What you will do:
Look for the word "Гран" in the data below, and copy every line that holds it.

Task material:
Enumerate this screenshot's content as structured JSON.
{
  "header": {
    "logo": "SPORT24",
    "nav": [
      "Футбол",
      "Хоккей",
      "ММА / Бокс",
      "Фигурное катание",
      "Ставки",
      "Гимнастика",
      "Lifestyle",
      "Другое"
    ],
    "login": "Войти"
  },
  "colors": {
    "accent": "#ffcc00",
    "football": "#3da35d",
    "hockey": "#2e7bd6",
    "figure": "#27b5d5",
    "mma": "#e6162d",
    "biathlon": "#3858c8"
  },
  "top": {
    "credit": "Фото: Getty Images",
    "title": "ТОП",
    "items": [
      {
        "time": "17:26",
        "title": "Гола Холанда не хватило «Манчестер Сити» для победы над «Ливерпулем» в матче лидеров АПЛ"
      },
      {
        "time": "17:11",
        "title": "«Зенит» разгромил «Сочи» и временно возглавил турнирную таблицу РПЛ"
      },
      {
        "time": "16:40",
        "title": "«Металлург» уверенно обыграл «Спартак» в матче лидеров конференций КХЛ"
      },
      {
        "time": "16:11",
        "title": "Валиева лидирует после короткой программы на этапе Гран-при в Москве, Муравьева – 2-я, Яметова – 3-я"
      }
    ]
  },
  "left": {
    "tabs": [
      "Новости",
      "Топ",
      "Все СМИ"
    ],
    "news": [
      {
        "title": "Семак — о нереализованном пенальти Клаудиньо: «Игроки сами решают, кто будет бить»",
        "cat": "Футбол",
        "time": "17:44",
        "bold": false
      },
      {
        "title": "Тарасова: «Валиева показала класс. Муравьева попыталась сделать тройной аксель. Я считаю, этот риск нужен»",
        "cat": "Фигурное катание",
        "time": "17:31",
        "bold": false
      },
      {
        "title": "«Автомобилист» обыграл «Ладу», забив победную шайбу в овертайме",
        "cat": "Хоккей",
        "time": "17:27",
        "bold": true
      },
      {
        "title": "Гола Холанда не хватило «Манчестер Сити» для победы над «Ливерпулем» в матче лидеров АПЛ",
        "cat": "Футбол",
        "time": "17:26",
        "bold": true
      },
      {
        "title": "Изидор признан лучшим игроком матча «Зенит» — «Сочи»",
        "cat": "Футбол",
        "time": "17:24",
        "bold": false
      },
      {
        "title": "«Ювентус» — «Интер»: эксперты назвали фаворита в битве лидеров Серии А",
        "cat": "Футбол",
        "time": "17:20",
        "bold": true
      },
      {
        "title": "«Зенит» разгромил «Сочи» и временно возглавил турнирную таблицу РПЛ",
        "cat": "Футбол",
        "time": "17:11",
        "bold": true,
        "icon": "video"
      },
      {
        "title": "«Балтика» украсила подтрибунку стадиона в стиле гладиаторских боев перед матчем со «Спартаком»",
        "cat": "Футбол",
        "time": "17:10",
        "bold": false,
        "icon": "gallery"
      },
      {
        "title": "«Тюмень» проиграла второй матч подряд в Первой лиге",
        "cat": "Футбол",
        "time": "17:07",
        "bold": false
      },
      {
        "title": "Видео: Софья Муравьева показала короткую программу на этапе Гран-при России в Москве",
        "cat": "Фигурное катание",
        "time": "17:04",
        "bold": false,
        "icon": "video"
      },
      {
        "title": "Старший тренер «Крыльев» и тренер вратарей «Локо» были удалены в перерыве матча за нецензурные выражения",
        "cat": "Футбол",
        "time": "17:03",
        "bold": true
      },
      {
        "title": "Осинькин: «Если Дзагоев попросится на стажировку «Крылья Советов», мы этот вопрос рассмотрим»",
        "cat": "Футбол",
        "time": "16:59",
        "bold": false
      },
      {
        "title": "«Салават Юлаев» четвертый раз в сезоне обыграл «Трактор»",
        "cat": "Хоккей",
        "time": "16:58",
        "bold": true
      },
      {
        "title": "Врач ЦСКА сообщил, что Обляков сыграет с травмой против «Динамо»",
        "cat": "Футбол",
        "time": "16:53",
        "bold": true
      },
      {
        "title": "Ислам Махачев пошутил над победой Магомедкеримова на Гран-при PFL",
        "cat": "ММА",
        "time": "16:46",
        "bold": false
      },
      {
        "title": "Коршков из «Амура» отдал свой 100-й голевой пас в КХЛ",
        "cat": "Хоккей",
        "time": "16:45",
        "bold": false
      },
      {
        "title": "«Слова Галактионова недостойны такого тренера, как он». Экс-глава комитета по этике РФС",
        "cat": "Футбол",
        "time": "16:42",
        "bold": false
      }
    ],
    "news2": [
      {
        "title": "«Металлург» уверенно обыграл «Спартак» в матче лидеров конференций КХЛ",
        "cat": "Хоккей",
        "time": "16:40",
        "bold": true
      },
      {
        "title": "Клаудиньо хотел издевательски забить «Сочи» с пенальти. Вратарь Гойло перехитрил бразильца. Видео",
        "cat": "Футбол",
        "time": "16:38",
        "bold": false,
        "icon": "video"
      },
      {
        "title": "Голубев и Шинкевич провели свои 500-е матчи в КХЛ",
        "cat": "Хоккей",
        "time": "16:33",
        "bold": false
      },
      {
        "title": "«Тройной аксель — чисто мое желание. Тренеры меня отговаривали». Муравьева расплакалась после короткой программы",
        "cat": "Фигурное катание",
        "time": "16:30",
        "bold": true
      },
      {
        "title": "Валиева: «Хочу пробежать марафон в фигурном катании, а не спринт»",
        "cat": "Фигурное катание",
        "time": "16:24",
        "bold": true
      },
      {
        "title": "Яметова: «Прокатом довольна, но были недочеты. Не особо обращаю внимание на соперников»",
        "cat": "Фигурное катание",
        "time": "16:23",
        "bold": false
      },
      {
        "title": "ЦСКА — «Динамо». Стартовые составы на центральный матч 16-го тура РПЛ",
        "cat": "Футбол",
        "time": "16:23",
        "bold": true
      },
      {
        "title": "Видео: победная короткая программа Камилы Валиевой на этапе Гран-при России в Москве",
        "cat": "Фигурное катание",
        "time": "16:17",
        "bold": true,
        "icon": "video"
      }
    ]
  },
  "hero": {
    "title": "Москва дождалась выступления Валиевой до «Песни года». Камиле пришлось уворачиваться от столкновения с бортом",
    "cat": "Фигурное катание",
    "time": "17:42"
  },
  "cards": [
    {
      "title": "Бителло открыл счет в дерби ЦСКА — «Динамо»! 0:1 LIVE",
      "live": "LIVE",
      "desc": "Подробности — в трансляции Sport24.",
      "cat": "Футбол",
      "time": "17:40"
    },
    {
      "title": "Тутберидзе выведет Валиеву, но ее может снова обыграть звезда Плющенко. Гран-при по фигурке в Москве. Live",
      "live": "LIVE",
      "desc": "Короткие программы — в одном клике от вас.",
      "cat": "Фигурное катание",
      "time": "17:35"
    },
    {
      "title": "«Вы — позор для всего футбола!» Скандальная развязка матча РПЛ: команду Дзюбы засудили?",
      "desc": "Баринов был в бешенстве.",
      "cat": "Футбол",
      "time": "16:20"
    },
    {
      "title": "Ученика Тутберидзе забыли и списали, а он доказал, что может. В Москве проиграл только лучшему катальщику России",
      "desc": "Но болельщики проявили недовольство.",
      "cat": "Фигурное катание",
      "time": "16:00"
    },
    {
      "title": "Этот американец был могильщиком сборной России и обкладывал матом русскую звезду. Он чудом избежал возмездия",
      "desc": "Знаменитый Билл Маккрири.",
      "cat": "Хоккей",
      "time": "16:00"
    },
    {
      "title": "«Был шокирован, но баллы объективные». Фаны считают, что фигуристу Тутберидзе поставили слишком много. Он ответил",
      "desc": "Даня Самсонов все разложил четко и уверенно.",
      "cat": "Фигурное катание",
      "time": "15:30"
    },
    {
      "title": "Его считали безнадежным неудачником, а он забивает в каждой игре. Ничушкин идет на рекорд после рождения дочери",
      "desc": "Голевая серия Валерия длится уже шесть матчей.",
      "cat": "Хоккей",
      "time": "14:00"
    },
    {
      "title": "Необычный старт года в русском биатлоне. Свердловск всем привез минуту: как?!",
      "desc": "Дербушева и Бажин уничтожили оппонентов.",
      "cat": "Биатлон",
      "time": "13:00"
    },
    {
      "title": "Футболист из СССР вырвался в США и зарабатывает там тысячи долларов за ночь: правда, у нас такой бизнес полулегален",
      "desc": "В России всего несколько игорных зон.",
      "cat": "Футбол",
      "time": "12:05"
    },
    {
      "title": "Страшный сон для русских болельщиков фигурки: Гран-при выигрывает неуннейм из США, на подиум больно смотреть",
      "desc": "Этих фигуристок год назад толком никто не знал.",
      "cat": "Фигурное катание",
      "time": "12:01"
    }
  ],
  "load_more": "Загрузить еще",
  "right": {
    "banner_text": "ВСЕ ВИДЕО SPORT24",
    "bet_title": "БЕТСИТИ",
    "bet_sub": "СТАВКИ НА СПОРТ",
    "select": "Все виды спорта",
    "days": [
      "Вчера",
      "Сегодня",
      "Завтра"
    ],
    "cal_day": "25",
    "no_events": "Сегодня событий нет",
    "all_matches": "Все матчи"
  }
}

Response area:
        "title": "Валиева лидирует после короткой программы на этапе Гран-при в Москве, Муравьева – 2-я, Яметова – 3-я"
        "title": "Видео: Софья Муравьева показала короткую программу на этапе Гран-при России в Москве",
        "title": "Ислам Махачев пошутил над победой Магомедкеримова на Гран-при PFL",
        "title": "Видео: победная короткая программа Камилы Валиевой на этапе Гран-при России в Москве",
      "title": "Тутберидзе выведет Валиеву, но ее может снова обыграть звезда Плющенко. Гран-при по фигурке в Москве. Live",
      "title": "Страшный сон для русских болельщиков фигурки: Гран-при выигрывает неуннейм из США, на подиум больно смотреть",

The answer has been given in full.